Records from a collection:

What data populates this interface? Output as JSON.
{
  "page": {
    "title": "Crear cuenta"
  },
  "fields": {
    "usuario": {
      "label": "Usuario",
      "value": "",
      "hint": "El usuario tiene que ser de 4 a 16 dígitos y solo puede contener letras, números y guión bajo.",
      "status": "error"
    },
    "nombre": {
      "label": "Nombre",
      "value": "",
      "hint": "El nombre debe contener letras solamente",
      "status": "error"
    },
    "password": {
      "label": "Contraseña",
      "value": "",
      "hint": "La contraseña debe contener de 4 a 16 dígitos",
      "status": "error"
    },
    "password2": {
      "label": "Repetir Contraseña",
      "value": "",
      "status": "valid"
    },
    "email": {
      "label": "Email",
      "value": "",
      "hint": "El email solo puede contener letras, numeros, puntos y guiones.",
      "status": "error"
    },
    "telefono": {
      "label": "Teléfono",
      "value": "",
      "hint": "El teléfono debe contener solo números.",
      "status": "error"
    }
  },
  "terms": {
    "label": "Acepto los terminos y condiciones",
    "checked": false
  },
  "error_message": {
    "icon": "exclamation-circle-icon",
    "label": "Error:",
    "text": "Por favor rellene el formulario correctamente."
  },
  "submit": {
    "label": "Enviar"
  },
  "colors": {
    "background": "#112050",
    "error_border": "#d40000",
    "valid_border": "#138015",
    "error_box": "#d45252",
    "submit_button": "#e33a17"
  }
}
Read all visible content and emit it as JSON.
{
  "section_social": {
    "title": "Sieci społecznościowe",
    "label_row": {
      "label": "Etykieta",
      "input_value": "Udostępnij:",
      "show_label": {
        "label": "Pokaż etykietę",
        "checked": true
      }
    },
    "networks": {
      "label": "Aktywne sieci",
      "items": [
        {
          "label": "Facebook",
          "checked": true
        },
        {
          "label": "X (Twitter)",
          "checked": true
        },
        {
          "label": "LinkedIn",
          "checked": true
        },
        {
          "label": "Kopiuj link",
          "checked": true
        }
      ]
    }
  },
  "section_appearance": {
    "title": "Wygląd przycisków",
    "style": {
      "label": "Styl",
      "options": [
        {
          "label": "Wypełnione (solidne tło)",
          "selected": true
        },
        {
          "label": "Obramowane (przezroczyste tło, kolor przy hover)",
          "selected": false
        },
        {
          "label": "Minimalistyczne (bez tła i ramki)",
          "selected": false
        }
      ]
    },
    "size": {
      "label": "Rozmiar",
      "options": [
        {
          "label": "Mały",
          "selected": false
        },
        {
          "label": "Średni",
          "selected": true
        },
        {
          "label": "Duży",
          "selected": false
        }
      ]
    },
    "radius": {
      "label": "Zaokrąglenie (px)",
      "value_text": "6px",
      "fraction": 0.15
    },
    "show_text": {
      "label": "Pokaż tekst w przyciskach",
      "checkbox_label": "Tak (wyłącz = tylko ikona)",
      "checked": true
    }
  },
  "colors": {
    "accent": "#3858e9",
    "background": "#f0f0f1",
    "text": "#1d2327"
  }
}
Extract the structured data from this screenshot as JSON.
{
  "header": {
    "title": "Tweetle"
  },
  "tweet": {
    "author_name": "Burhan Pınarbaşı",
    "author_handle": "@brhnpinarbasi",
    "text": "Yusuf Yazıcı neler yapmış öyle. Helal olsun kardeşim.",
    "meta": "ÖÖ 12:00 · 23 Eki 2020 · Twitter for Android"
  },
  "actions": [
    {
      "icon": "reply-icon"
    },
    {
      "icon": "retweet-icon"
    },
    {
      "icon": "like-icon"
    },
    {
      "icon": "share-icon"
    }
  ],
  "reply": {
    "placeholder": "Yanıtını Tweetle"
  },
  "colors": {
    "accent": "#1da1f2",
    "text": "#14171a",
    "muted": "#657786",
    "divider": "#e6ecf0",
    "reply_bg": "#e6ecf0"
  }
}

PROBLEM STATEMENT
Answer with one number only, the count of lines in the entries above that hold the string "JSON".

OUTPUT OF THE EXERCISE
3